**WHAT YOU NEED TO DO**
A word-for-word restatement of every record is required.

┌─ STORED DATA

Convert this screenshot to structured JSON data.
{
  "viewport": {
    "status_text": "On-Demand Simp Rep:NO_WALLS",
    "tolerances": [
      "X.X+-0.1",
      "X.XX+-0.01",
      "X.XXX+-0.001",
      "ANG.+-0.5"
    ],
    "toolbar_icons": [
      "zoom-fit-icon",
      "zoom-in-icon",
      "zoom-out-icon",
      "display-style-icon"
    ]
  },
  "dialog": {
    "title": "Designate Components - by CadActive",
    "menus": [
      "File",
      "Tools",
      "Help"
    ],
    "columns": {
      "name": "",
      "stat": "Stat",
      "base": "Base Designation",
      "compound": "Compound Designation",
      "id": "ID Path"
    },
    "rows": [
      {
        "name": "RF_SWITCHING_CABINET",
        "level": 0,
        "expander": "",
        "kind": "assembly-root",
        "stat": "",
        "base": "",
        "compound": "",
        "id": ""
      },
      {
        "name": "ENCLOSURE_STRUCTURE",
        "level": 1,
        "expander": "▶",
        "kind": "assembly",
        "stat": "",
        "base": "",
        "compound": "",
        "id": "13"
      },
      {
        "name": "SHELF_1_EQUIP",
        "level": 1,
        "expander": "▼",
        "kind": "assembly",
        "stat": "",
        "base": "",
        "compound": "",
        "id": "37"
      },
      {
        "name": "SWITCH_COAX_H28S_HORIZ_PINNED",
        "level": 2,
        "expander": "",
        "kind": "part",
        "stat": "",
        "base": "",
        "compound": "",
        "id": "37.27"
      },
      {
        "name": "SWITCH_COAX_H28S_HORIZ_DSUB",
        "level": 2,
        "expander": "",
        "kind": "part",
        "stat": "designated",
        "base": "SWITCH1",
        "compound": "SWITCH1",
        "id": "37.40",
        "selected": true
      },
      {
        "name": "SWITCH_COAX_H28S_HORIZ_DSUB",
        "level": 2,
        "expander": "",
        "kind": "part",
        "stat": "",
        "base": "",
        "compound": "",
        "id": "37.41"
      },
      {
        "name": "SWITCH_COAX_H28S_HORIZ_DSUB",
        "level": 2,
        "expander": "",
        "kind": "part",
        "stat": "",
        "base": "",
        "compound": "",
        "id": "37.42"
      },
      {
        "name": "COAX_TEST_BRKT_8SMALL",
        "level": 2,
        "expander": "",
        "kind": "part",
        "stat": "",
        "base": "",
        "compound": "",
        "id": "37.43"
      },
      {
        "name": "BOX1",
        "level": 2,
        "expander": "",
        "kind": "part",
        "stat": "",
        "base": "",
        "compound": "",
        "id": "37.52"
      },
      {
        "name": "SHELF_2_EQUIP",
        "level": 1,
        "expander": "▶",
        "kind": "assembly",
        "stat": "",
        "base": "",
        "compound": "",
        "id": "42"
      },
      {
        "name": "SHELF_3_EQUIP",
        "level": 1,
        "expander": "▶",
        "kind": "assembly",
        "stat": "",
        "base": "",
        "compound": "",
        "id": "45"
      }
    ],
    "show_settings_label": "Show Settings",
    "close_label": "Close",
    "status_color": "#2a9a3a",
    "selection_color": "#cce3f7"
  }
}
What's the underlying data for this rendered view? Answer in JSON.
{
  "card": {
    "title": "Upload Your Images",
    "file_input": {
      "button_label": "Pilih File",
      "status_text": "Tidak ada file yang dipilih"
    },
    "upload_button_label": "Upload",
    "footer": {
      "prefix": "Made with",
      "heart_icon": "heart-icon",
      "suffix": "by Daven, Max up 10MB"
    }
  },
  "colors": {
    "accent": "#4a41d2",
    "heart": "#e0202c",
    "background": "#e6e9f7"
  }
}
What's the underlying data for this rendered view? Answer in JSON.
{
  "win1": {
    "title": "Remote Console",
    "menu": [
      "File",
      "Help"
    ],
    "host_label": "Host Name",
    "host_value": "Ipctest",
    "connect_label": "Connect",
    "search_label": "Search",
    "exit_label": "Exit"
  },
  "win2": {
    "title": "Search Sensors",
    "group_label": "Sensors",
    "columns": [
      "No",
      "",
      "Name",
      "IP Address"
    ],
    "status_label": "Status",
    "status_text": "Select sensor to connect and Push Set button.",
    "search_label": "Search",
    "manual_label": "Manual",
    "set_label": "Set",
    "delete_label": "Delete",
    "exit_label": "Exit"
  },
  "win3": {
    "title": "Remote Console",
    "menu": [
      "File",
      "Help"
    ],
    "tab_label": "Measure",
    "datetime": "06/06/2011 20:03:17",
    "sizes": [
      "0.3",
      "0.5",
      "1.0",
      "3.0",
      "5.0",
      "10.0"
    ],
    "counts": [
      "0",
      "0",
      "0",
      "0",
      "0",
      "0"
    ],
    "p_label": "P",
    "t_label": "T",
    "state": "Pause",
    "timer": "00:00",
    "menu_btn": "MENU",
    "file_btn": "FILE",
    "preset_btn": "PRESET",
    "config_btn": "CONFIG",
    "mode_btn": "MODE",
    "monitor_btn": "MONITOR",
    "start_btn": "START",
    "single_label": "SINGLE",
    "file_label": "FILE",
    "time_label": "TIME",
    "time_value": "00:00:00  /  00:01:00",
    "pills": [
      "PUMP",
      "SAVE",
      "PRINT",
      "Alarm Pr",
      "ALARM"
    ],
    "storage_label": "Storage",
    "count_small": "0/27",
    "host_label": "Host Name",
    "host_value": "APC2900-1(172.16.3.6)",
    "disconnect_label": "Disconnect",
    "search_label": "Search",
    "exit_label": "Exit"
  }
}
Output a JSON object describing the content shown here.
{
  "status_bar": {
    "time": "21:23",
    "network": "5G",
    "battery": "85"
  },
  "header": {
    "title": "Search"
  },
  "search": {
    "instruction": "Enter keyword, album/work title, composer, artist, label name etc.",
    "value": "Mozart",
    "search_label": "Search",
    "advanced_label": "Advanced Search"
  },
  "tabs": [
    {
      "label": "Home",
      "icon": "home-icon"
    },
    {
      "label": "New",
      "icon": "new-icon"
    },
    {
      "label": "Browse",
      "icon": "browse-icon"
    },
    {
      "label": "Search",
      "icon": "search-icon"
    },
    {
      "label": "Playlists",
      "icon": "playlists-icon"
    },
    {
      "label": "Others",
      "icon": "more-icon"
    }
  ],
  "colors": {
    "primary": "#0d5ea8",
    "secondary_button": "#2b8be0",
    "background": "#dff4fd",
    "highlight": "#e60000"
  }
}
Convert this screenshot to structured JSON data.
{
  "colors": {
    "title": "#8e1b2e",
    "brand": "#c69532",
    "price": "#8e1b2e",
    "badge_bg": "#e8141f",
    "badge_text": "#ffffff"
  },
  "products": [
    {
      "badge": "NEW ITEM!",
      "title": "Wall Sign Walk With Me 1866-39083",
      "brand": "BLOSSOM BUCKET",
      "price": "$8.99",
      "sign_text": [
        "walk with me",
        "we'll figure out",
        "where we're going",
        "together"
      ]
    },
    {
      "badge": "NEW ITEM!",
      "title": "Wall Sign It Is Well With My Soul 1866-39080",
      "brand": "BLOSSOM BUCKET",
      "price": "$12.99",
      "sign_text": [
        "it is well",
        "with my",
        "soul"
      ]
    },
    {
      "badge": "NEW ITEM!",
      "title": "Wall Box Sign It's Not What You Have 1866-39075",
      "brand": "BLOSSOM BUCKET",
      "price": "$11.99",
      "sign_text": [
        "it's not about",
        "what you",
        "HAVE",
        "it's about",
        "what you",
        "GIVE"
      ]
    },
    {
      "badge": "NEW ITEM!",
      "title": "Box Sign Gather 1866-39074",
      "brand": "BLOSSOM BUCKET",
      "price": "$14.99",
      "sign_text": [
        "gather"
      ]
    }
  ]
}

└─

**FINISHED TASK**
Convert this screenshot to structured JSON data.
{
  "viewport": {
    "status_text": "On-Demand Simp Rep:NO_WALLS",
    "tolerances": [
      "X.X+-0.1",
      "X.XX+-0.01",
      "X.XXX+-0.001",
      "ANG.+-0.5"
    ],
    "toolbar_icons": [
      "zoom-fit-icon",
      "zoom-in-icon",
      "zoom-out-icon",
      "display-style-icon"
    ]
  },
  "dialog": {
    "title": "Designate Components - by CadActive",
    "menus": [
      "File",
      "Tools",
      "Help"
    ],
    "columns": {
      "name": "",
      "stat": "Stat",
      "base": "Base Designation",
      "compound": "Compound Designation",
      "id": "ID Path"
    },
    "rows": [
      {
        "name": "RF_SWITCHING_CABINET",
        "level": 0,
        "expander": "",
        "kind": "assembly-root",
        "stat": "",
        "base": "",
        "compound": "",
        "id": ""
      },
      {
        "name": "ENCLOSURE_STRUCTURE",
        "level": 1,
        "expander": "▶",
        "kind": "assembly",
        "stat": "",
        "base": "",
        "compound": "",
        "id": "13"
      },
      {
        "name": "SHELF_1_EQUIP",
        "level": 1,
        "expander": "▼",
        "kind": "assembly",
        "stat": "",
        "base": "",
        "compound": "",
        "id": "37"
      },
      {
        "name": "SWITCH_COAX_H28S_HORIZ_PINNED",
        "level": 2,
        "expander": "",
        "kind": "part",
        "stat": "",
        "base": "",
        "compound": "",
        "id": "37.27"
      },
      {
        "name": "SWITCH_COAX_H28S_HORIZ_DSUB",
        "level": 2,
        "expander": "",
        "kind": "part",
        "stat": "designated",
        "base": "SWITCH1",
        "compound": "SWITCH1",
        "id": "37.40",
        "selected": true
      },
      {
        "name": "SWITCH_COAX_H28S_HORIZ_DSUB",
        "level": 2,
        "expander": "",
        "kind": "part",
        "stat": "",
        "base": "",
        "compound": "",
        "id": "37.41"
      },
      {
        "name": "SWITCH_COAX_H28S_HORIZ_DSUB",
        "level": 2,
        "expander": "",
        "kind": "part",
        "stat": "",
        "base": "",
        "compound": "",
        "id": "37.42"
      },
      {
        "name": "COAX_TEST_BRKT_8SMALL",
        "level": 2,
        "expander": "",
        "kind": "part",
        "stat": "",
        "base": "",
        "compound": "",
        "id": "37.43"
      },
      {
        "name": "BOX1",
        "level": 2,
        "expander": "",
        "kind": "part",
        "stat": "",
        "base": "",
        "compound": "",
        "id": "37.52"
      },
      {
        "name": "SHELF_2_EQUIP",
        "level": 1,
        "expander": "▶",
        "kind": "assembly",
        "stat": "",
        "base": "",
        "compound": "",
        "id": "42"
      },
      {
        "name": "SHELF_3_EQUIP",
        "level": 1,
        "expander": "▶",
        "kind": "assembly",
        "stat": "",
        "base": "",
        "compound": "",
        "id": "45"
      }
    ],
    "show_settings_label": "Show Settings",
    "close_label": "Close",
    "status_color": "#2a9a3a",
    "selection_color": "#cce3f7"
  }
}
What's the underlying data for this rendered view? Answer in JSON.
{
  "card": {
    "title": "Upload Your Images",
    "file_input": {
      "button_label": "Pilih File",
      "status_text": "Tidak ada file yang dipilih"
    },
    "upload_button_label": "Upload",
    "footer": {
      "prefix": "Made with",
      "heart_icon": "heart-icon",
      "suffix": "by Daven, Max up 10MB"
    }
  },
  "colors": {
    "accent": "#4a41d2",
    "heart": "#e0202c",
    "background": "#e6e9f7"
  }
}
What's the underlying data for this rendered view? Answer in JSON.
{
  "win1": {
    "title": "Remote Console",
    "menu": [
      "File",
      "Help"
    ],
    "host_label": "Host Name",
    "host_value": "Ipctest",
    "connect_label": "Connect",
    "search_label": "Search",
    "exit_label": "Exit"
  },
  "win2": {
    "title": "Search Sensors",
    "group_label": "Sensors",
    "columns": [
      "No",
      "",
      "Name",
      "IP Address"
    ],
    "status_label": "Status",
    "status_text": "Select sensor to connect and Push Set button.",
    "search_label": "Search",
    "manual_label": "Manual",
    "set_label": "Set",
    "delete_label": "Delete",
    "exit_label": "Exit"
  },
  "win3": {
    "title": "Remote Console",
    "menu": [
      "File",
      "Help"
    ],
    "tab_label": "Measure",
    "datetime": "06/06/2011 20:03:17",
    "sizes": [
      "0.3",
      "0.5",
      "1.0",
      "3.0",
      "5.0",
      "10.0"
    ],
    "counts": [
      "0",
      "0",
      "0",
      "0",
      "0",
      "0"
    ],
    "p_label": "P",
    "t_label": "T",
    "state": "Pause",
    "timer": "00:00",
    "menu_btn": "MENU",
    "file_btn": "FILE",
    "preset_btn": "PRESET",
    "config_btn": "CONFIG",
    "mode_btn": "MODE",
    "monitor_btn": "MONITOR",
    "start_btn": "START",
    "single_label": "SINGLE",
    "file_label": "FILE",
    "time_label": "TIME",
    "time_value": "00:00:00  /  00:01:00",
    "pills": [
      "PUMP",
      "SAVE",
      "PRINT",
      "Alarm Pr",
      "ALARM"
    ],
    "storage_label": "Storage",
    "count_small": "0/27",
    "host_label": "Host Name",
    "host_value": "APC2900-1(172.16.3.6)",
    "disconnect_label": "Disconnect",
    "search_label": "Search",
    "exit_label": "Exit"
  }
}
Output a JSON object describing the content shown here.
{
  "status_bar": {
    "time": "21:23",
    "network": "5G",
    "battery": "85"
  },
  "header": {
    "title": "Search"
  },
  "search": {
    "instruction": "Enter keyword, album/work title, composer, artist, label name etc.",
    "value": "Mozart",
    "search_label": "Search",
    "advanced_label": "Advanced Search"
  },
  "tabs": [
    {
      "label": "Home",
      "icon": "home-icon"
    },
    {
      "label": "New",
      "icon": "new-icon"
    },
    {
      "label": "Browse",
      "icon": "browse-icon"
    },
    {
      "label": "Search",
      "icon": "search-icon"
    },
    {
      "label": "Playlists",
      "icon": "playlists-icon"
    },
    {
      "label": "Others",
      "icon": "more-icon"
    }
  ],
  "colors": {
    "primary": "#0d5ea8",
    "secondary_button": "#2b8be0",
    "background": "#dff4fd",
    "highlight": "#e60000"
  }
}
Convert this screenshot to structured JSON data.
{
  "colors": {
    "title": "#8e1b2e",
    "brand": "#c69532",
    "price": "#8e1b2e",
    "badge_bg": "#e8141f",
    "badge_text": "#ffffff"
  },
  "products": [
    {
      "badge": "NEW ITEM!",
      "title": "Wall Sign Walk With Me 1866-39083",
      "brand": "BLOSSOM BUCKET",
      "price": "$8.99",
      "sign_text": [
        "walk with me",
        "we'll figure out",
        "where we're going",
        "together"
      ]
    },
    {
      "badge": "NEW ITEM!",
      "title": "Wall Sign It Is Well With My Soul 1866-39080",
      "brand": "BLOSSOM BUCKET",
      "price": "$12.99",
      "sign_text": [
        "it is well",
        "with my",
        "soul"
      ]
    },
    {
      "badge": "NEW ITEM!",
      "title": "Wall Box Sign It's Not What You Have 1866-39075",
      "brand": "BLOSSOM BUCKET",
      "price": "$11.99",
      "sign_text": [
        "it's not about",
        "what you",
        "HAVE",
        "it's about",
        "what you",
        "GIVE"
      ]
    },
    {
      "badge": "NEW ITEM!",
      "title": "Box Sign Gather 1866-39074",
      "brand": "BLOSSOM BUCKET",
      "price": "$14.99",
      "sign_text": [
        "gather"
      ]
    }
  ]
}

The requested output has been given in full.